■ **Supplied material**

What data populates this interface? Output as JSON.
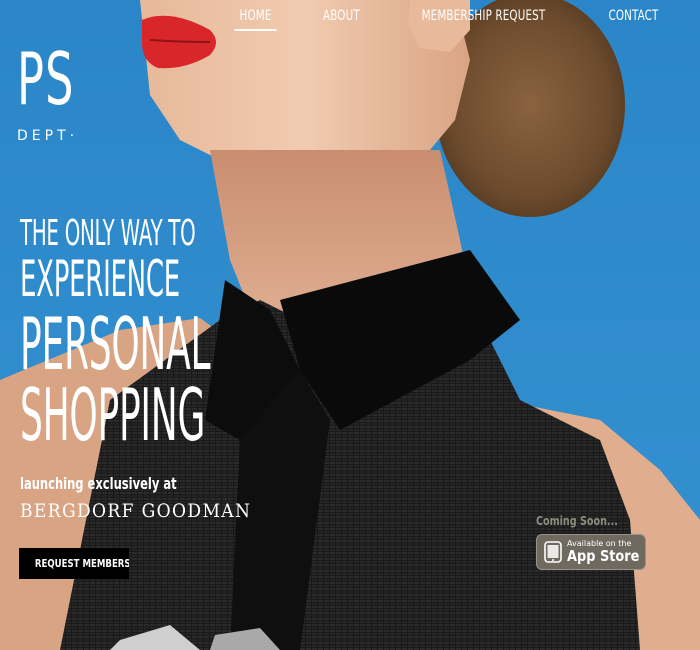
{
  "nav": {
    "items": [
      {
        "label": "HOME",
        "active": true
      },
      {
        "label": "ABOUT",
        "active": false
      },
      {
        "label": "MEMBERSHIP REQUEST",
        "active": false
      },
      {
        "label": "CONTACT",
        "active": false
      }
    ]
  },
  "logo": {
    "mark": "PS",
    "sub": "DEPT·"
  },
  "hero": {
    "headline": {
      "line1": "THE ONLY WAY TO",
      "line2": "EXPERIENCE",
      "line3": "PERSONAL",
      "line4": "SHOPPING"
    },
    "subline": "launching exclusively at",
    "store": "BERGDORF GOODMAN",
    "cta_label": "REQUEST MEMBERSHIP"
  },
  "app": {
    "coming_soon": "Coming Soon...",
    "badge_small": "Available on the",
    "badge_big": "App Store",
    "icon": "apple-icon"
  },
  "colors": {
    "sky": "#2f8ccc",
    "cta_bg": "#000000",
    "text": "#ffffff",
    "lips": "#d8262a"
  }
}
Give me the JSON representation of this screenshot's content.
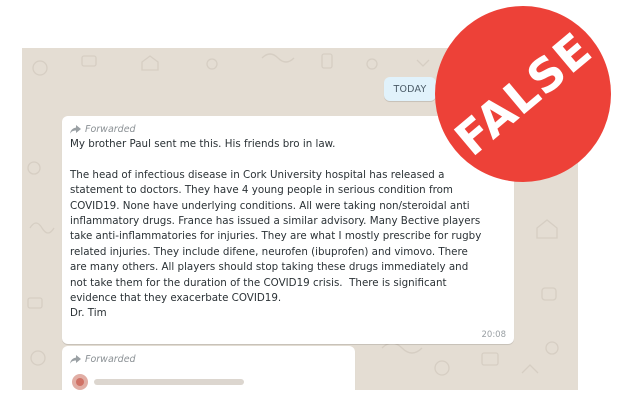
{
  "date_chip": "TODAY",
  "forwarded_label": "Forwarded",
  "message": {
    "lines": [
      "My brother Paul sent me this. His friends bro in law.",
      "",
      "The head of infectious disease in Cork University hospital has released a",
      "statement to doctors. They have 4 young people in serious condition from",
      "COVID19. None have underlying conditions. All were taking non/steroidal anti",
      "inflammatory drugs. France has issued a similar advisory. Many Bective players",
      "take anti-inflammatories for injuries. They are what I mostly prescribe for rugby",
      "related injuries. They include difene, neurofen (ibuprofen) and vimovo. There",
      "are many others. All players should stop taking these drugs immediately and",
      "not take them for the duration of the COVID19 crisis.  There is significant",
      "evidence that they exacerbate COVID19.",
      "Dr. Tim"
    ],
    "time": "20:08"
  },
  "second_message": {
    "forwarded_label": "Forwarded"
  },
  "stamp": {
    "text": "FALSE",
    "color": "#ed4138"
  },
  "colors": {
    "wallpaper": "#e4ddd3",
    "bubble": "#ffffff",
    "date_chip": "#e1f2fb"
  }
}
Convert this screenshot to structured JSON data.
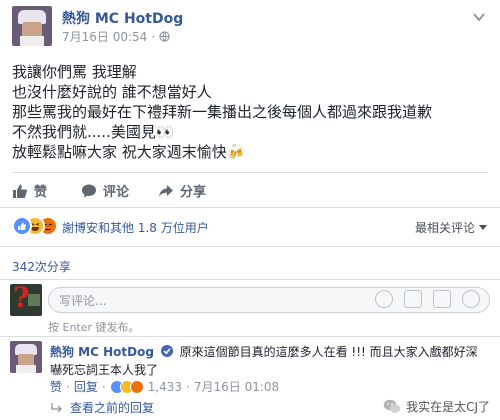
{
  "post": {
    "author": "熱狗 MC HotDog",
    "timestamp": "7月16日 00:54",
    "privacy_icon": "globe-icon",
    "lines": [
      "我讓你們罵 我理解",
      "也沒什麼好說的 誰不想當好人",
      "那些罵我的最好在下禮拜新一集播出之後每個人都過來跟我道歉",
      "不然我們就.....美國見👀",
      "放輕鬆點嘛大家 祝大家週末愉快🍻"
    ]
  },
  "actions": {
    "like": "赞",
    "comment": "评论",
    "share": "分享"
  },
  "reactions": {
    "summary": "謝博安和其他 1.8 万位用户",
    "sort_label": "最相关评论",
    "colors": {
      "like": "#5890ff",
      "haha": "#f7b928",
      "angry": "#e9710f"
    }
  },
  "shares": "342次分享",
  "composer": {
    "placeholder": "写评论...",
    "hint": "按 Enter 键发布。",
    "avatar_glyph": "?"
  },
  "comment": {
    "author": "熱狗 MC HotDog",
    "text": "原來這個節目真的這麼多人在看 !!! 而且大家入戲都好深 嚇死忘詞王本人我了",
    "like": "赞",
    "reply": "回复",
    "count": "1,433",
    "timestamp": "7月16日 01:08",
    "view_replies": "查看之前的回复"
  },
  "watermark": "我实在是太CJ了"
}
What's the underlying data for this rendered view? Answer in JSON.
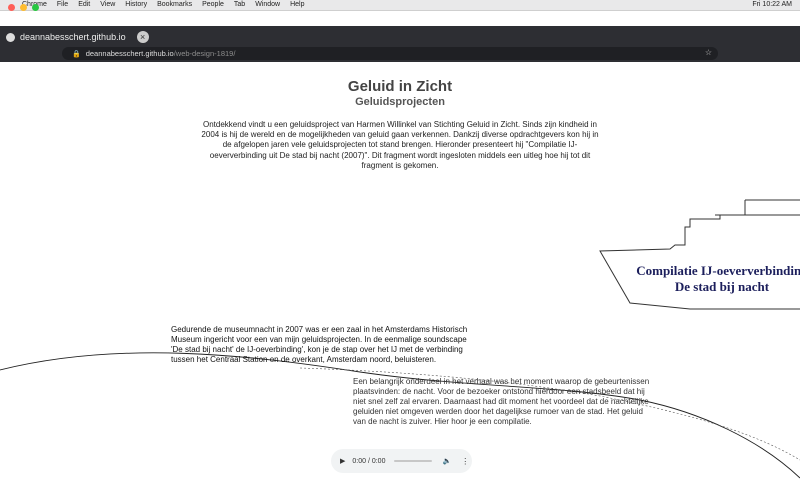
{
  "menubar": {
    "apple": "",
    "items": [
      "Chrome",
      "File",
      "Edit",
      "View",
      "History",
      "Bookmarks",
      "People",
      "Tab",
      "Window",
      "Help"
    ],
    "clock": "Fri 10:22 AM"
  },
  "browser": {
    "tab_title": "deannabesschert.github.io",
    "url_domain": "deannabesschert.github.io",
    "url_path": "/web-design-1819/"
  },
  "page": {
    "title": "Geluid in Zicht",
    "subtitle": "Geluidsprojecten",
    "intro": "Ontdekkend vindt u een geluidsproject van Harmen Willinkel van Stichting Geluid in Zicht. Sinds zijn kindheid in 2004 is hij de wereld en de mogelijkheden van geluid gaan verkennen. Dankzij diverse opdrachtgevers kon hij in de afgelopen jaren vele geluidsprojecten tot stand brengen. Hieronder presenteert hij \"Compilatie IJ-oeververbinding uit De stad bij nacht (2007)\". Dit fragment wordt ingesloten middels een uitleg hoe hij tot dit fragment is gekomen.",
    "ship_line1": "Compilatie IJ-oeververbinding",
    "ship_line2": "De stad bij nacht",
    "para1": "Gedurende de museumnacht in 2007 was er een zaal in het Amsterdams Historisch Museum ingericht voor een van mijn geluidsprojecten. In de eenmalige soundscape 'De stad bij nacht' de IJ-oeverbinding', kon je de stap over het IJ met de verbinding tussen het Centraal Station en de overkant, Amsterdam noord, beluisteren.",
    "para2": "Een belangrijk onderdeel in het verhaal was het moment waarop de gebeurtenissen plaatsvinden: de nacht. Voor de bezoeker ontstond hierdoor een stadsbeeld dat hij niet snel zelf zal ervaren. Daarnaast had dit moment het voordeel dat de nachtelijke geluiden niet omgeven werden door het dagelijkse rumoer van de stad. Het geluid van de nacht is zuiver. Hier hoor je een compilatie."
  },
  "player": {
    "play_icon": "play-icon",
    "time": "0:00 / 0:00",
    "volume_icon": "volume-icon",
    "more_icon": "more-icon",
    "progress": 0
  },
  "colors": {
    "chrome_bg": "#2d2e33",
    "ship_text": "#1c1f5c",
    "close": "#ff5f57",
    "minimize": "#febc2e",
    "maximize": "#28c840"
  }
}
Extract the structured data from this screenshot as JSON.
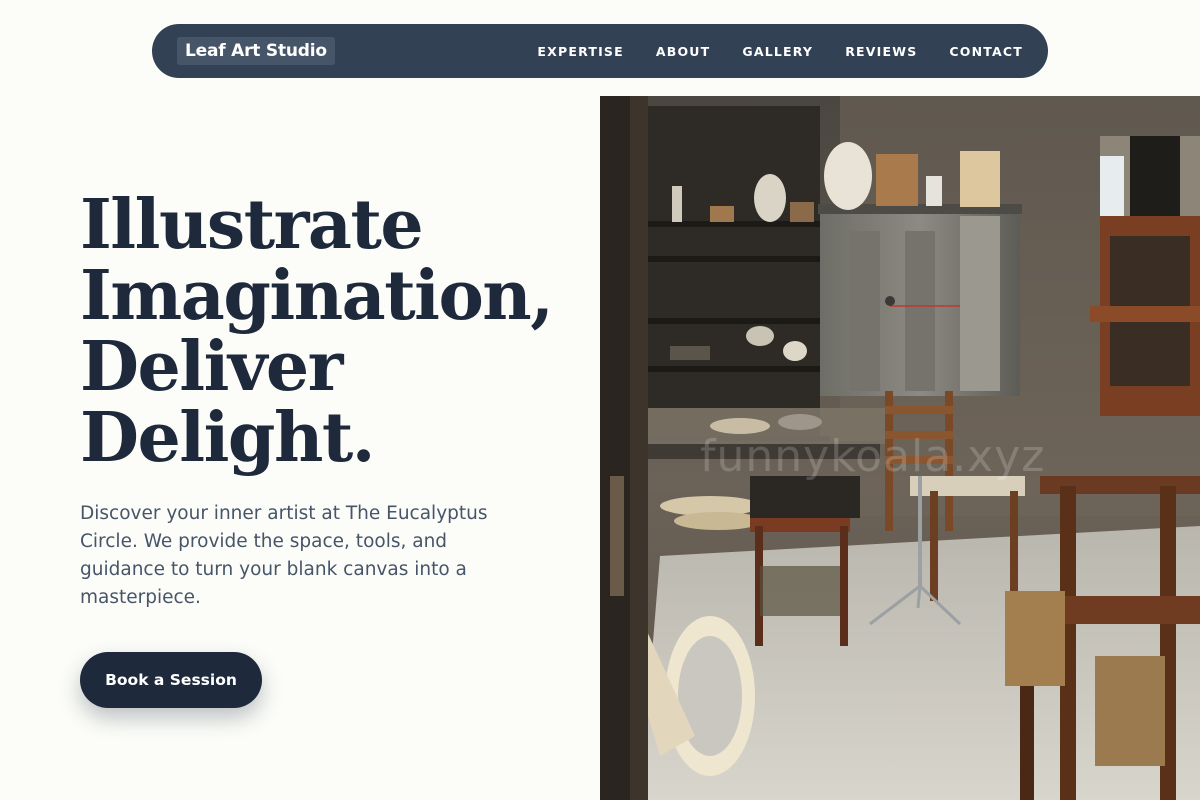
{
  "nav": {
    "brand": "Leaf Art Studio",
    "items": [
      "EXPERTISE",
      "ABOUT",
      "GALLERY",
      "REVIEWS",
      "CONTACT"
    ]
  },
  "hero": {
    "headline": [
      "Illustrate",
      "Imagination,",
      "Deliver",
      "Delight."
    ],
    "lead": "Discover your inner artist at The Eucalyptus Circle. We provide the space, tools, and guidance to turn your blank canvas into a masterpiece.",
    "cta": "Book a Session"
  },
  "photo": {
    "watermark": "funnykoala.xyz"
  },
  "colors": {
    "background": "#fcfdf9",
    "nav_bg": "#334155",
    "brand_bg": "#475569",
    "text_dark": "#1e293b",
    "text_muted": "#475569"
  }
}
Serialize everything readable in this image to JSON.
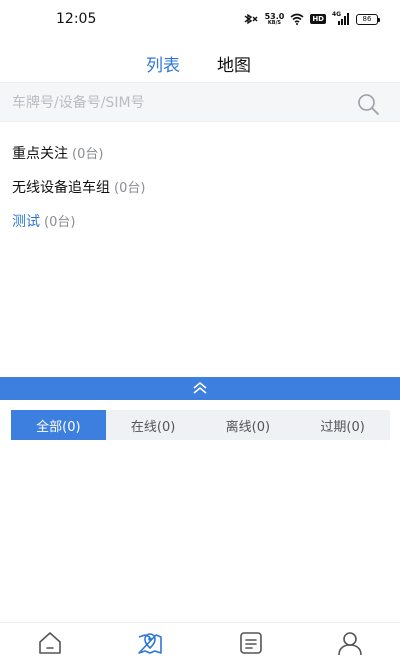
{
  "status_bar": {
    "time": "12:05",
    "net_speed_value": "53.0",
    "net_speed_unit": "KB/S",
    "hd_badge": "HD",
    "signal_label": "4G",
    "battery_level": "86"
  },
  "top_tabs": [
    {
      "label": "列表",
      "active": true
    },
    {
      "label": "地图",
      "active": false
    }
  ],
  "search": {
    "placeholder": "车牌号/设备号/SIM号",
    "value": ""
  },
  "groups": [
    {
      "name": "重点关注",
      "count": "(0台)"
    },
    {
      "name": "无线设备追车组",
      "count": "(0台)"
    },
    {
      "name": "测试",
      "count": "(0台)"
    }
  ],
  "status_tabs": [
    {
      "label": "全部(0)",
      "active": true
    },
    {
      "label": "在线(0)",
      "active": false
    },
    {
      "label": "离线(0)",
      "active": false
    },
    {
      "label": "过期(0)",
      "active": false
    }
  ],
  "bottom_nav": [
    {
      "icon": "home-icon",
      "active": false
    },
    {
      "icon": "map-pin-icon",
      "active": true
    },
    {
      "icon": "list-doc-icon",
      "active": false
    },
    {
      "icon": "user-icon",
      "active": false
    }
  ],
  "colors": {
    "accent": "#3d7fdf",
    "accent_text": "#2f77d6",
    "muted": "#8a8d93"
  }
}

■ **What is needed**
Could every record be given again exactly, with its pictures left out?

■ **Response to this task**
What data populates this interface? Output as JSON.
{
  "nav": {
    "items": [
      {
        "label": "HOME",
        "active": true
      },
      {
        "label": "ABOUT",
        "active": false
      },
      {
        "label": "MEMBERSHIP REQUEST",
        "active": false
      },
      {
        "label": "CONTACT",
        "active": false
      }
    ]
  },
  "logo": {
    "mark": "PS",
    "sub": "DEPT·"
  },
  "hero": {
    "headline": {
      "line1": "THE ONLY WAY TO",
      "line2": "EXPERIENCE",
      "line3": "PERSONAL",
      "line4": "SHOPPING"
    },
    "subline": "launching exclusively at",
    "store": "BERGDORF GOODMAN",
    "cta_label": "REQUEST MEMBERSHIP"
  },
  "app": {
    "coming_soon": "Coming Soon...",
    "badge_small": "Available on the",
    "badge_big": "App Store",
    "icon": "apple-icon"
  },
  "colors": {
    "sky": "#2f8ccc",
    "cta_bg": "#000000",
    "text": "#ffffff",
    "lips": "#d8262a"
  }
}
Give me the JSON representation of this screenshot's content.
{
  "date_chip": "TODAY",
  "forwarded_label": "Forwarded",
  "message": {
    "lines": [
      "My brother Paul sent me this. His friends bro in law.",
      "",
      "The head of infectious disease in Cork University hospital has released a",
      "statement to doctors. They have 4 young people in serious condition from",
      "COVID19. None have underlying conditions. All were taking non/steroidal anti",
      "inflammatory drugs. France has issued a similar advisory. Many Bective players",
      "take anti-inflammatories for injuries. They are what I mostly prescribe for rugby",
      "related injuries. They include difene, neurofen (ibuprofen) and vimovo. There",
      "are many others. All players should stop taking these drugs immediately and",
      "not take them for the duration of the COVID19 crisis.  There is significant",
      "evidence that they exacerbate COVID19.",
      "Dr. Tim"
    ],
    "time": "20:08"
  },
  "second_message": {
    "forwarded_label": "Forwarded"
  },
  "stamp": {
    "text": "FALSE",
    "color": "#ed4138"
  },
  "colors": {
    "wallpaper": "#e4ddd3",
    "bubble": "#ffffff",
    "date_chip": "#e1f2fb"
  }
}
Convert this screenshot to structured JSON data.
{
  "post": {
    "author": "熱狗 MC HotDog",
    "timestamp": "7月16日 00:54",
    "privacy_icon": "globe-icon",
    "lines": [
      "我讓你們罵 我理解",
      "也沒什麼好說的 誰不想當好人",
      "那些罵我的最好在下禮拜新一集播出之後每個人都過來跟我道歉",
      "不然我們就.....美國見👀",
      "放輕鬆點嘛大家 祝大家週末愉快🍻"
    ]
  },
  "actions": {
    "like": "赞",
    "comment": "评论",
    "share": "分享"
  },
  "reactions": {
    "summary": "謝博安和其他 1.8 万位用户",
    "sort_label": "最相关评论",
    "colors": {
      "like": "#5890ff",
      "haha": "#f7b928",
      "angry": "#e9710f"
    }
  },
  "shares": "342次分享",
  "composer": {
    "placeholder": "写评论...",
    "hint": "按 Enter 键发布。",
    "avatar_glyph": "?"
  },
  "comment": {
    "author": "熱狗 MC HotDog",
    "text": "原來這個節目真的這麼多人在看 !!! 而且大家入戲都好深 嚇死忘詞王本人我了",
    "like": "赞",
    "reply": "回复",
    "count": "1,433",
    "timestamp": "7月16日 01:08",
    "view_replies": "查看之前的回复"
  },
  "watermark": "我实在是太CJ了"
}
What's the underlying data for this rendered view? Answer in JSON.
{
  "menubar": {
    "apple": "",
    "items": [
      "Chrome",
      "File",
      "Edit",
      "View",
      "History",
      "Bookmarks",
      "People",
      "Tab",
      "Window",
      "Help"
    ],
    "clock": "Fri 10:22 AM"
  },
  "browser": {
    "tab_title": "deannabesschert.github.io",
    "url_domain": "deannabesschert.github.io",
    "url_path": "/web-design-1819/"
  },
  "page": {
    "title": "Geluid in Zicht",
    "subtitle": "Geluidsprojecten",
    "intro": "Ontdekkend vindt u een geluidsproject van Harmen Willinkel van Stichting Geluid in Zicht. Sinds zijn kindheid in 2004 is hij de wereld en de mogelijkheden van geluid gaan verkennen. Dankzij diverse opdrachtgevers kon hij in de afgelopen jaren vele geluidsprojecten tot stand brengen. Hieronder presenteert hij \"Compilatie IJ-oeververbinding uit De stad bij nacht (2007)\". Dit fragment wordt ingesloten middels een uitleg hoe hij tot dit fragment is gekomen.",
    "ship_line1": "Compilatie IJ-oeververbinding",
    "ship_line2": "De stad bij nacht",
    "para1": "Gedurende de museumnacht in 2007 was er een zaal in het Amsterdams Historisch Museum ingericht voor een van mijn geluidsprojecten. In de eenmalige soundscape 'De stad bij nacht' de IJ-oeverbinding', kon je de stap over het IJ met de verbinding tussen het Centraal Station en de overkant, Amsterdam noord, beluisteren.",
    "para2": "Een belangrijk onderdeel in het verhaal was het moment waarop de gebeurtenissen plaatsvinden: de nacht. Voor de bezoeker ontstond hierdoor een stadsbeeld dat hij niet snel zelf zal ervaren. Daarnaast had dit moment het voordeel dat de nachtelijke geluiden niet omgeven werden door het dagelijkse rumoer van de stad. Het geluid van de nacht is zuiver. Hier hoor je een compilatie."
  },
  "player": {
    "play_icon": "play-icon",
    "time": "0:00 / 0:00",
    "volume_icon": "volume-icon",
    "more_icon": "more-icon",
    "progress": 0
  },
  "colors": {
    "chrome_bg": "#2d2e33",
    "ship_text": "#1c1f5c",
    "close": "#ff5f57",
    "minimize": "#febc2e",
    "maximize": "#28c840"
  }
}
Extract the structured data from this screenshot as JSON.
{
  "nav": {
    "brand": "Leaf Art Studio",
    "items": [
      "EXPERTISE",
      "ABOUT",
      "GALLERY",
      "REVIEWS",
      "CONTACT"
    ]
  },
  "hero": {
    "headline": [
      "Illustrate",
      "Imagination,",
      "Deliver",
      "Delight."
    ],
    "lead": "Discover your inner artist at The Eucalyptus Circle. We provide the space, tools, and guidance to turn your blank canvas into a masterpiece.",
    "cta": "Book a Session"
  },
  "photo": {
    "watermark": "funnykoala.xyz"
  },
  "colors": {
    "background": "#fcfdf9",
    "nav_bg": "#334155",
    "brand_bg": "#475569",
    "text_dark": "#1e293b",
    "text_muted": "#475569"
  }
}
Serialize everything readable in this image to JSON.
{
  "status_bar": {
    "time": "12:05",
    "net_speed_value": "53.0",
    "net_speed_unit": "KB/S",
    "hd_badge": "HD",
    "signal_label": "4G",
    "battery_level": "86"
  },
  "top_tabs": [
    {
      "label": "列表",
      "active": true
    },
    {
      "label": "地图",
      "active": false
    }
  ],
  "search": {
    "placeholder": "车牌号/设备号/SIM号",
    "value": ""
  },
  "groups": [
    {
      "name": "重点关注",
      "count": "(0台)"
    },
    {
      "name": "无线设备追车组",
      "count": "(0台)"
    },
    {
      "name": "测试",
      "count": "(0台)"
    }
  ],
  "status_tabs": [
    {
      "label": "全部(0)",
      "active": true
    },
    {
      "label": "在线(0)",
      "active": false
    },
    {
      "label": "离线(0)",
      "active": false
    },
    {
      "label": "过期(0)",
      "active": false
    }
  ],
  "bottom_nav": [
    {
      "icon": "home-icon",
      "active": false
    },
    {
      "icon": "map-pin-icon",
      "active": true
    },
    {
      "icon": "list-doc-icon",
      "active": false
    },
    {
      "icon": "user-icon",
      "active": false
    }
  ],
  "colors": {
    "accent": "#3d7fdf",
    "accent_text": "#2f77d6",
    "muted": "#8a8d93"
  }
}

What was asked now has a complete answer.